* WORK INSTRUCTION *
Restate the records exactly. Include all of them.

* RECORDS PROVIDED *
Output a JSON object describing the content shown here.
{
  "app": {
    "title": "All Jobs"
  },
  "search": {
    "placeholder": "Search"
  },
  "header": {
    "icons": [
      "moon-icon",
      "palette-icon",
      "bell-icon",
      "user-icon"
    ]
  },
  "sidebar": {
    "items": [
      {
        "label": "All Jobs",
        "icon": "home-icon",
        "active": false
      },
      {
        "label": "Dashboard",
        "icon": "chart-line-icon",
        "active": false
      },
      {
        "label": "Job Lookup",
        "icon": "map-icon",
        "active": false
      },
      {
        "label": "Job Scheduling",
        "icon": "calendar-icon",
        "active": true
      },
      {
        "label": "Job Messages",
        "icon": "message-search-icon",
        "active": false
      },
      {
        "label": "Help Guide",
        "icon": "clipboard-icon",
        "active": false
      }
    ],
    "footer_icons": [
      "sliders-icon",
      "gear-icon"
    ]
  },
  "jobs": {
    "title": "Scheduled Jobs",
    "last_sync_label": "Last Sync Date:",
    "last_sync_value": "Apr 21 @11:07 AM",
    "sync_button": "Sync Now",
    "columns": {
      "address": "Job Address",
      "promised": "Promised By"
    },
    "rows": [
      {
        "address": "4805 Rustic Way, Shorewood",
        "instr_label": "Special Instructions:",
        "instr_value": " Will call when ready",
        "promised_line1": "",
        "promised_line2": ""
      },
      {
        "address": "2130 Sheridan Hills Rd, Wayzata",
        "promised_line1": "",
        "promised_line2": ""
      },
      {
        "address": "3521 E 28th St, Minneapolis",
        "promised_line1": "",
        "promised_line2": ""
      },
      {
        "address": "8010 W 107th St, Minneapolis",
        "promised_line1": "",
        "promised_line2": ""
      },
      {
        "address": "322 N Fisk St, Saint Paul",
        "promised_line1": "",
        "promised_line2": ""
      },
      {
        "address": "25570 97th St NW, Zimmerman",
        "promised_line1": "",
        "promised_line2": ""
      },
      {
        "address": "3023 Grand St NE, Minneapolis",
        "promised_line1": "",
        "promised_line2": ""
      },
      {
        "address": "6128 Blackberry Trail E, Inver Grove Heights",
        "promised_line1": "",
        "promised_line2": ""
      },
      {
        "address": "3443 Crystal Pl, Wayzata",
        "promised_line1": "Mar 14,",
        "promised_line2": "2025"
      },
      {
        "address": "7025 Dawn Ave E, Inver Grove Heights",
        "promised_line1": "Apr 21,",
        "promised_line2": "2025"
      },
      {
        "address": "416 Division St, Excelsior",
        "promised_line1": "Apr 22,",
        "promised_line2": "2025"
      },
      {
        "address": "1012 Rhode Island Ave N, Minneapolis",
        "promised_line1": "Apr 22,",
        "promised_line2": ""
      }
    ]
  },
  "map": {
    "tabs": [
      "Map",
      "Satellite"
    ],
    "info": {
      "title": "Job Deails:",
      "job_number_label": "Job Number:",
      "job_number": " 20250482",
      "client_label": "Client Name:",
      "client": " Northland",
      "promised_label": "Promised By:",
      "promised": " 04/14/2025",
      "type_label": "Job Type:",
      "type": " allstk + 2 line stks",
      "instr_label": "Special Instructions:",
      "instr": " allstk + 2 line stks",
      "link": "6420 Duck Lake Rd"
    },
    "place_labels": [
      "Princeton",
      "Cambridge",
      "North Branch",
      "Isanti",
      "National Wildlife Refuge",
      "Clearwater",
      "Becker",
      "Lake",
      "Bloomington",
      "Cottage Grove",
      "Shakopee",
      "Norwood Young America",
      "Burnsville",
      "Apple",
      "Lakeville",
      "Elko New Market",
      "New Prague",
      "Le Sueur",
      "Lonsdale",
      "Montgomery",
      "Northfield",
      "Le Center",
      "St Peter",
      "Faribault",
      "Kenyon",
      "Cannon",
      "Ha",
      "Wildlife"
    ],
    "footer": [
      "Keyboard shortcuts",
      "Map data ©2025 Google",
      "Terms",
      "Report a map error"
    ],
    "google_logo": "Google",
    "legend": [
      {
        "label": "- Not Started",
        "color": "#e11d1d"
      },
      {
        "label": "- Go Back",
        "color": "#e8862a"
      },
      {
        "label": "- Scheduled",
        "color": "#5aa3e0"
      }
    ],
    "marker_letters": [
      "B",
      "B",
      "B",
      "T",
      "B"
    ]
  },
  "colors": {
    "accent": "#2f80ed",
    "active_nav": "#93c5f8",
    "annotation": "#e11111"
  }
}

* RESULT *
Output a JSON object describing the content shown here.
{
  "app": {
    "title": "All Jobs"
  },
  "search": {
    "placeholder": "Search"
  },
  "header": {
    "icons": [
      "moon-icon",
      "palette-icon",
      "bell-icon",
      "user-icon"
    ]
  },
  "sidebar": {
    "items": [
      {
        "label": "All Jobs",
        "icon": "home-icon",
        "active": false
      },
      {
        "label": "Dashboard",
        "icon": "chart-line-icon",
        "active": false
      },
      {
        "label": "Job Lookup",
        "icon": "map-icon",
        "active": false
      },
      {
        "label": "Job Scheduling",
        "icon": "calendar-icon",
        "active": true
      },
      {
        "label": "Job Messages",
        "icon": "message-search-icon",
        "active": false
      },
      {
        "label": "Help Guide",
        "icon": "clipboard-icon",
        "active": false
      }
    ],
    "footer_icons": [
      "sliders-icon",
      "gear-icon"
    ]
  },
  "jobs": {
    "title": "Scheduled Jobs",
    "last_sync_label": "Last Sync Date:",
    "last_sync_value": "Apr 21 @11:07 AM",
    "sync_button": "Sync Now",
    "columns": {
      "address": "Job Address",
      "promised": "Promised By"
    },
    "rows": [
      {
        "address": "4805 Rustic Way, Shorewood",
        "instr_label": "Special Instructions:",
        "instr_value": " Will call when ready",
        "promised_line1": "",
        "promised_line2": ""
      },
      {
        "address": "2130 Sheridan Hills Rd, Wayzata",
        "promised_line1": "",
        "promised_line2": ""
      },
      {
        "address": "3521 E 28th St, Minneapolis",
        "promised_line1": "",
        "promised_line2": ""
      },
      {
        "address": "8010 W 107th St, Minneapolis",
        "promised_line1": "",
        "promised_line2": ""
      },
      {
        "address": "322 N Fisk St, Saint Paul",
        "promised_line1": "",
        "promised_line2": ""
      },
      {
        "address": "25570 97th St NW, Zimmerman",
        "promised_line1": "",
        "promised_line2": ""
      },
      {
        "address": "3023 Grand St NE, Minneapolis",
        "promised_line1": "",
        "promised_line2": ""
      },
      {
        "address": "6128 Blackberry Trail E, Inver Grove Heights",
        "promised_line1": "",
        "promised_line2": ""
      },
      {
        "address": "3443 Crystal Pl, Wayzata",
        "promised_line1": "Mar 14,",
        "promised_line2": "2025"
      },
      {
        "address": "7025 Dawn Ave E, Inver Grove Heights",
        "promised_line1": "Apr 21,",
        "promised_line2": "2025"
      },
      {
        "address": "416 Division St, Excelsior",
        "promised_line1": "Apr 22,",
        "promised_line2": "2025"
      },
      {
        "address": "1012 Rhode Island Ave N, Minneapolis",
        "promised_line1": "Apr 22,",
        "promised_line2": ""
      }
    ]
  },
  "map": {
    "tabs": [
      "Map",
      "Satellite"
    ],
    "info": {
      "title": "Job Deails:",
      "job_number_label": "Job Number:",
      "job_number": " 20250482",
      "client_label": "Client Name:",
      "client": " Northland",
      "promised_label": "Promised By:",
      "promised": " 04/14/2025",
      "type_label": "Job Type:",
      "type": " allstk + 2 line stks",
      "instr_label": "Special Instructions:",
      "instr": " allstk + 2 line stks",
      "link": "6420 Duck Lake Rd"
    },
    "place_labels": [
      "Princeton",
      "Cambridge",
      "North Branch",
      "Isanti",
      "National Wildlife Refuge",
      "Clearwater",
      "Becker",
      "Lake",
      "Bloomington",
      "Cottage Grove",
      "Shakopee",
      "Norwood Young America",
      "Burnsville",
      "Apple",
      "Lakeville",
      "Elko New Market",
      "New Prague",
      "Le Sueur",
      "Lonsdale",
      "Montgomery",
      "Northfield",
      "Le Center",
      "St Peter",
      "Faribault",
      "Kenyon",
      "Cannon",
      "Ha",
      "Wildlife"
    ],
    "footer": [
      "Keyboard shortcuts",
      "Map data ©2025 Google",
      "Terms",
      "Report a map error"
    ],
    "google_logo": "Google",
    "legend": [
      {
        "label": "- Not Started",
        "color": "#e11d1d"
      },
      {
        "label": "- Go Back",
        "color": "#e8862a"
      },
      {
        "label": "- Scheduled",
        "color": "#5aa3e0"
      }
    ],
    "marker_letters": [
      "B",
      "B",
      "B",
      "T",
      "B"
    ]
  },
  "colors": {
    "accent": "#2f80ed",
    "active_nav": "#93c5f8",
    "annotation": "#e11111"
  }
}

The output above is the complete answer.